They add value by deepening understanding, spreading effective practices, and building relationships.
On the other hand, poorly planned and facilitated meetings deplete energy and can bring innovation to a standstill.
In my experience, successful meetings have four essential ingredients:
1. Celebration of one another and of accomplishments within the school community. While it is certainly appropriate to note student accomplishments, it’s also important to draw attention to the accomplishments and strengths of the adult members of the school community. To that end faculty meetings can routinely begin with a few minutes of recognition and celebration. Such rituals can deepen relationships and energize the school community.
2. Professional learning focused on the school’s most important goals. The kind of professional learning I have in mind would occur as staff members analyzed various types of evidence regarding student learning, explored professional literature, and shared effective practices. It would seldom include what we think of as training or presentations.
3. Thoughtful deliberation regarding significant challenges and decisions that the school community faces. Because these conversations would be structured through the use of protocols or other small and large group activities, they would be focused and deep.
4. “Next action thinking.” Momentum would be maintained because meetings would always conclude with clarity about individual and collective responsibilities. As a result, there would be no confusion about who will do what, by when, and to what standard.
Administrivia, of course, would be eliminated or minimized. Administrative items would be distributed through email with clear explanations about what is expected from staff members.

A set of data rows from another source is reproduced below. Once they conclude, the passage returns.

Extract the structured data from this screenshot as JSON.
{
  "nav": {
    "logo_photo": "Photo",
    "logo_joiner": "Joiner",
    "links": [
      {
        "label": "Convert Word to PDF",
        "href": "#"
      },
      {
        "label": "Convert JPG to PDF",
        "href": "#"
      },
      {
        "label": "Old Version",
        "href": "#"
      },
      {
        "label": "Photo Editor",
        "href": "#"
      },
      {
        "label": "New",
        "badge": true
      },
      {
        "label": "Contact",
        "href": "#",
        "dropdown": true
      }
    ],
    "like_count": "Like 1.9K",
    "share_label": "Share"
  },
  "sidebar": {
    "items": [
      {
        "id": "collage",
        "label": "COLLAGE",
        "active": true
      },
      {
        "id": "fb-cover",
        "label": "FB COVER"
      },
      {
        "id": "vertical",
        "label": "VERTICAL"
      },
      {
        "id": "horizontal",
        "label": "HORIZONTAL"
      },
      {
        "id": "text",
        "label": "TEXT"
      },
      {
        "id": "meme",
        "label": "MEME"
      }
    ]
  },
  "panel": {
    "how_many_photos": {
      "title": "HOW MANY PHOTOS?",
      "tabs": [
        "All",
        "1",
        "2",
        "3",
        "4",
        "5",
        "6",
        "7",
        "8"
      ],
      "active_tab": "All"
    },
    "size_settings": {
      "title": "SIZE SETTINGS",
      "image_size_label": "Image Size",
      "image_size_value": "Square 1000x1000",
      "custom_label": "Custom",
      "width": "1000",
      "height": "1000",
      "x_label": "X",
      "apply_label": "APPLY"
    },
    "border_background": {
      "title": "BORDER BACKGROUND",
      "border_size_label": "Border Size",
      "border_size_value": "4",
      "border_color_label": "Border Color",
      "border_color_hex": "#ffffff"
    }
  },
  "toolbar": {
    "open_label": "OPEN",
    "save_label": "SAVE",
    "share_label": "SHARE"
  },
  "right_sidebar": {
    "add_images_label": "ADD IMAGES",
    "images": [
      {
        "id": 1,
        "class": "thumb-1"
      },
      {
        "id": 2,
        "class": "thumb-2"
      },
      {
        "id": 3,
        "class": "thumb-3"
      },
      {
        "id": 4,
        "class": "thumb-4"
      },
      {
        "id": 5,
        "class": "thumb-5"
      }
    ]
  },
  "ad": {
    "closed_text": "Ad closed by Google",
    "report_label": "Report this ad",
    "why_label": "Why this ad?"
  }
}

Question: In your experience what are the ingredients of productive and energizing faculty meetings? What things have I missed?